Going to conferences has been an incredible and invaluable part of my PhD experience so far. It is nerve-wracking at first, but the more people you meet the easier it gets, and you start to recognise people and form groups of your own this way. I would advise getting involved with what is happening in your department and at your institution. There are reading groups, visiting speakers and club societies that cater to a wide variety of interests, and I believe it is essential to mix work and play to maintain a healthy balance.
It might sound simple, but it is very important to remember to eat well, sleep, and exercise when you can. I used to hate that advice, but it is much easier for me to get to the office and write when I make time to do these things. It is also essential to take time off. I can get caught up in thinking ‘I can’t take a day off this week because I haven’t done enough’, but if you don’t force yourself to take time off you can end up exhausted. You also have to make time for longer holidays, which is something I didn’t realise until my counsellor put it this way; ‘if the PhD was an advertised job where you were paid less than minimum wage and worked without a holiday for three to four years, would you apply for it?’ Undoubtedly the answer would be ‘no’, so you have to make sure you don’t find yourself in this situation when you’re setting your own hours.
Pick something that really excites you as a subject and to leave around reminders to yourself about how exciting it is. Silly things perk me up, like decorating my office with kitsch Christ paraphernalia; I have a glitter Jesus coin-box on my shelf that I store up cash in to buy myself a reward each month. Find things tangentially related to your research that are exciting to watch and read. I like to watch medieval documentaries on iPlayer, and their arts section is generally brilliant. For instance, if you’re studying contemporary women’s fiction, there’s on iplayer at the moment inspired by the writings of Virginia Woolf. I also try to vary my learning resources, and frequently use MOOCs (Massive Online Open Courses) to get a basic knowledge of a subject area. Sites like FutureLearn, Coursera and Edx offer a truly baffling range of courses; you can study almost anything from learning about the songs of to courses on .

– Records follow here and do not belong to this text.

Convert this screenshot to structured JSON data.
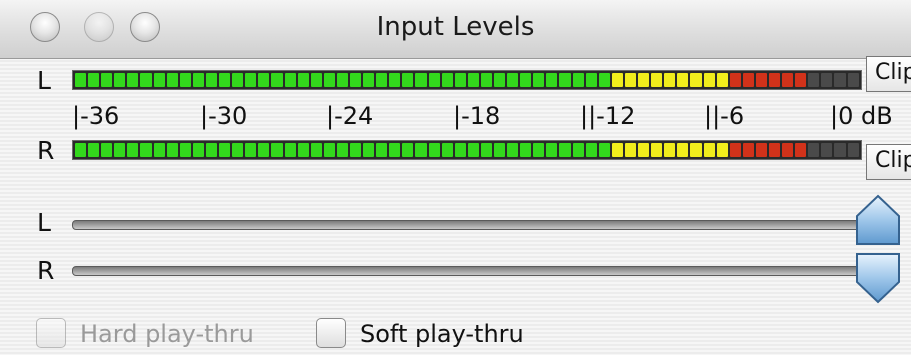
{
  "window": {
    "title": "Input Levels"
  },
  "meters": {
    "left_label": "L",
    "right_label": "R",
    "clip_label": "Clip",
    "segment_colors": {
      "green": "#33d81c",
      "yellow": "#f1ee1c",
      "red": "#d2321a",
      "off": "#4a4a4a"
    },
    "scale": [
      "|-36",
      "|-30",
      "|-24",
      "|-18",
      "||-12",
      "||-6",
      "|0 dB"
    ]
  },
  "sliders": {
    "left_label": "L",
    "right_label": "R",
    "left_level": 1.0,
    "right_level": 1.0
  },
  "options": {
    "hard_playthru": {
      "label": "Hard play-thru",
      "checked": false,
      "enabled": false
    },
    "soft_playthru": {
      "label": "Soft play-thru",
      "checked": false,
      "enabled": true
    }
  }
}
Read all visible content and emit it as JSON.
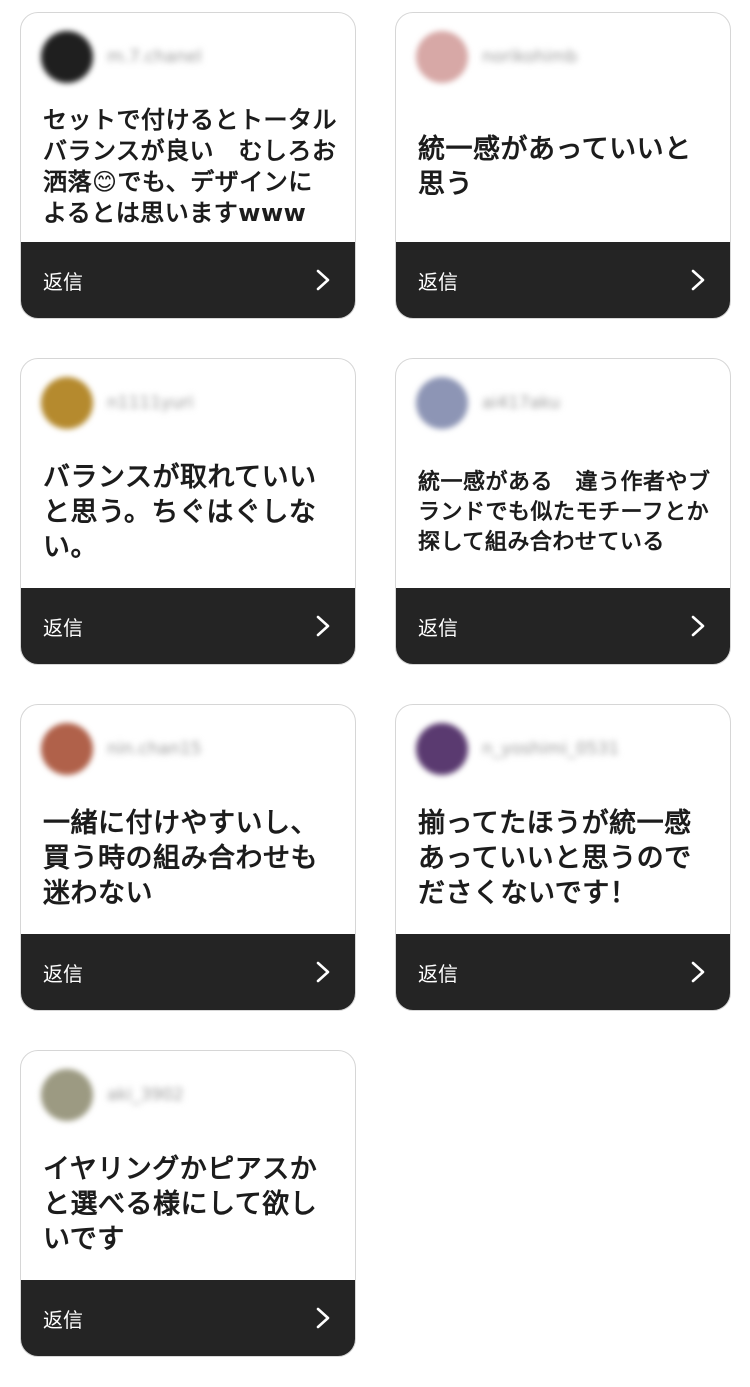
{
  "reply_label": "返信",
  "cards": [
    {
      "username": "m.7.chanel",
      "avatar_color": "#1f1f1f",
      "comment": "セットで付けるとトータルバランスが良い　むしろお洒落😊でも、デザインによるとは思いますwww"
    },
    {
      "username": "norikohimb",
      "avatar_color": "#d7a8a6",
      "comment": "統一感があっていいと思う"
    },
    {
      "username": "n1111yuri",
      "avatar_color": "#b58a2e",
      "comment": "バランスが取れていいと思う。ちぐはぐしない。"
    },
    {
      "username": "ai417aku",
      "avatar_color": "#8d95b5",
      "comment": "統一感がある　違う作者やブランドでも似たモチーフとか探して組み合わせている"
    },
    {
      "username": "nin.chan15",
      "avatar_color": "#b0614a",
      "comment": "一緒に付けやすいし、買う時の組み合わせも迷わない"
    },
    {
      "username": "n_yoshimi_0531",
      "avatar_color": "#5a3a70",
      "comment": "揃ってたほうが統一感あっていいと思うのでださくないです！"
    },
    {
      "username": "aki_3902",
      "avatar_color": "#9c9a82",
      "comment": "イヤリングかピアスかと選べる様にして欲しいです"
    }
  ]
}
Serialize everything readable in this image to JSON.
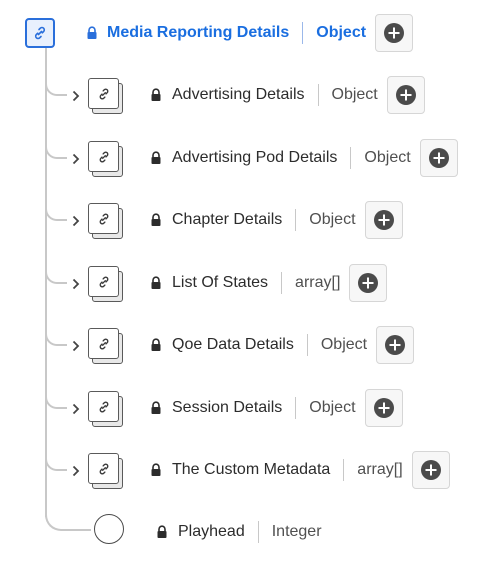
{
  "root": {
    "name": "Media Reporting Details",
    "type": "Object"
  },
  "children": [
    {
      "name": "Advertising Details",
      "type": "Object"
    },
    {
      "name": "Advertising Pod Details",
      "type": "Object"
    },
    {
      "name": "Chapter Details",
      "type": "Object"
    },
    {
      "name": "List Of States",
      "type": "array[]"
    },
    {
      "name": "Qoe Data Details",
      "type": "Object"
    },
    {
      "name": "Session Details",
      "type": "Object"
    },
    {
      "name": "The Custom Metadata",
      "type": "array[]"
    }
  ],
  "leaf": {
    "name": "Playhead",
    "type": "Integer"
  },
  "colors": {
    "accent": "#1a6ee0",
    "line": "#c8c8c8"
  }
}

My top advice, across the board, is to speak to as many people as possible. This can be very difficult in person, but don’t be afraid to send e-mails and join networks online as a starting point. Academic twitter is fun and resourceful, and I’ve heard about many events through adding people and following their tweets. If you are interested in my research you can follow me where I tend to tweet about intriguing medieval manuscripts and queer events happening across the UK.